Legally, you are within your rights to change jobs any time you want, even if you are still receiving workers’ compensation benefits from your current employment. That said, there are still laws that apply, and any decision you make to take another full-time job, or even a secondary job, can impact your weekly benefit amount.

If you are considering other or additional employment, it is important to understand that:

  • Your benefits cannot be canceled solely because you change jobs
  • Your benefits cannot be canceled if you accept light-duty work that pays a reduced salary
  • Your benefits cannot be canceled solely because you take a different, lesser-paying job

That said, if you do take another job while receiving benefits, it is important to understand how that decision could impact the amount of benefits you may continue to receive. While you may still receive a partial benefit, your weekly pay rate may not be the same as when you first started receiving your benefits. Additionally, if your new job pays you the same as what you made at your former position, your benefits will cease.

What if I Took a Secondary Part-Time Job?

We understand that some injured workers may consider a second job to help fill in financially where workers’ compensation leaves off. However, as with any income received, it will reduce the amount of your existing weekly benefit. If you get paid and do not report the income, and you continue taking workers’ comp benefits, it is considered insurance fraud.

Why Injured Workers May Consider Changing Jobs

There are several reasons an injured worker may consider a career or job change while still receiving workers’ compensation claim benefits, including:

  • They found a less demanding job that meets their doctor’s recommended physical restrictions but pays the same.
  • They found a job that, although it pays less, meets the doctor’s recommended physical restrictions, and enables them to move forward.

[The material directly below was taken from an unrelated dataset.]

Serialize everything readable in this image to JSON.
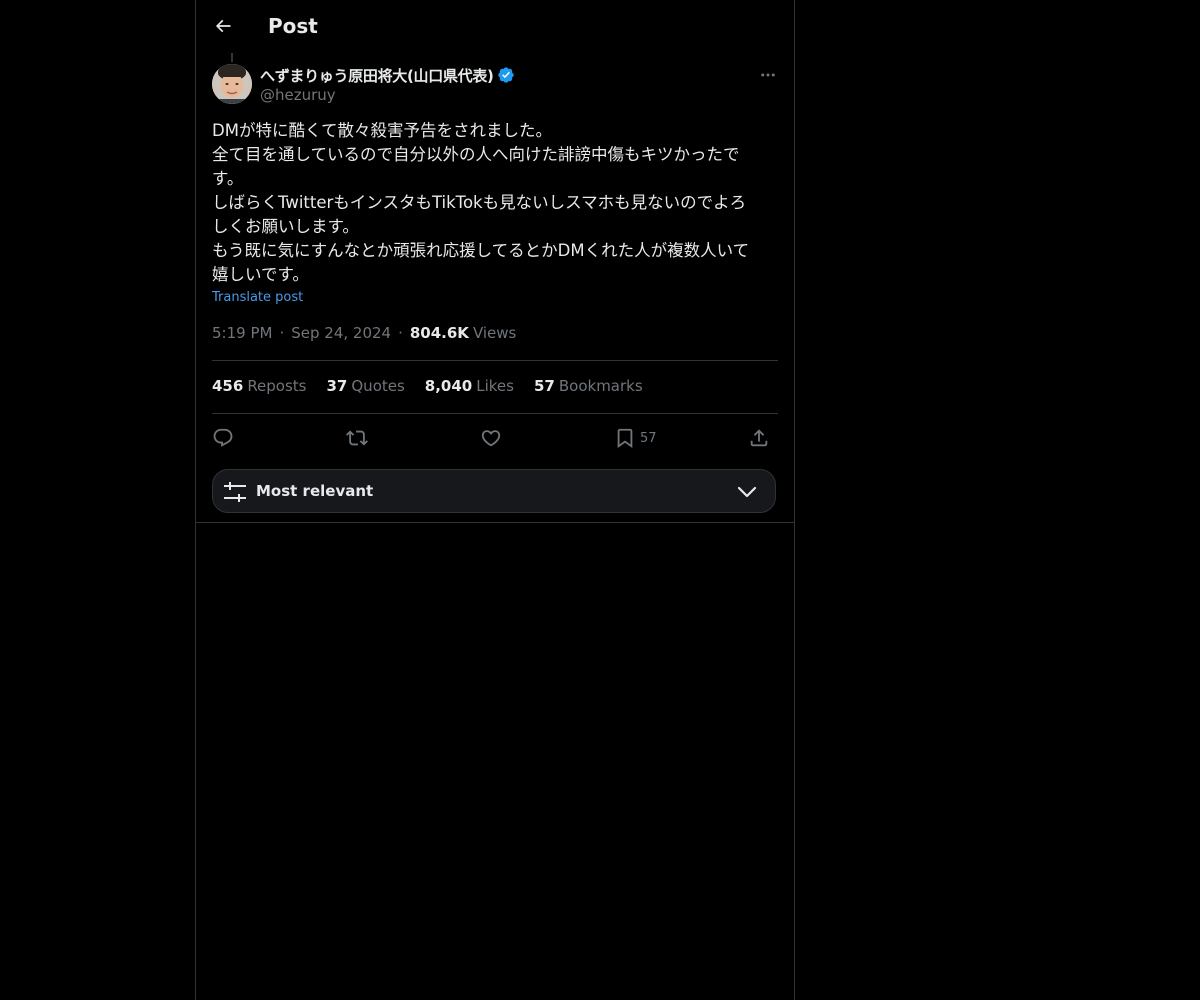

With this option, an injured worker may still be eligible to receive partial benefits from their workers’ comp claim.

Factors to Consider Before Taking a New Job

While there are many reasons, both financial and personal, that may make a new job appealing, it is important to remember these possible downsides and risks as well:

  • Going back to work before you have fully recovered could put you at risk for reinjury.
  • Returning to work too soon could hurt your recovery progress or even keep you from fully recovering.

Another consideration is that your employer is not legally required to hold your job for you, so once you make a full recovery, your position may no longer be available. Your employer is also not legally required to offer you alternative work.

What if I am Cleared for Light-Duty Work?

If your doctor clears you to go back to work and thinks there is no risk to your recovery in doing so, this may be the best option for moving forward. Receiving a partial wage for too long can put anyone in serious financial trouble.

Need Help with Your Workers’ Comp Claim? Call Our Firm Today

Our attorneys have extensive experience and understand that workers’ compensation laws can be confusing, leaving injured employees with more questions than answers about their benefits. We are prepared to help you with each step of your claim, including if your claim was initially denied or if you need assistance filing your initial application.

Call our law offices 24/7 to schedule your completely free legal consultation. There is no obligation for you to work with our firm after this meeting, but it can help you to understand your legal options. If we represent you, there is nothing to pay up front or while we work on your case. We do not collect our fees until we obtain benefits for you.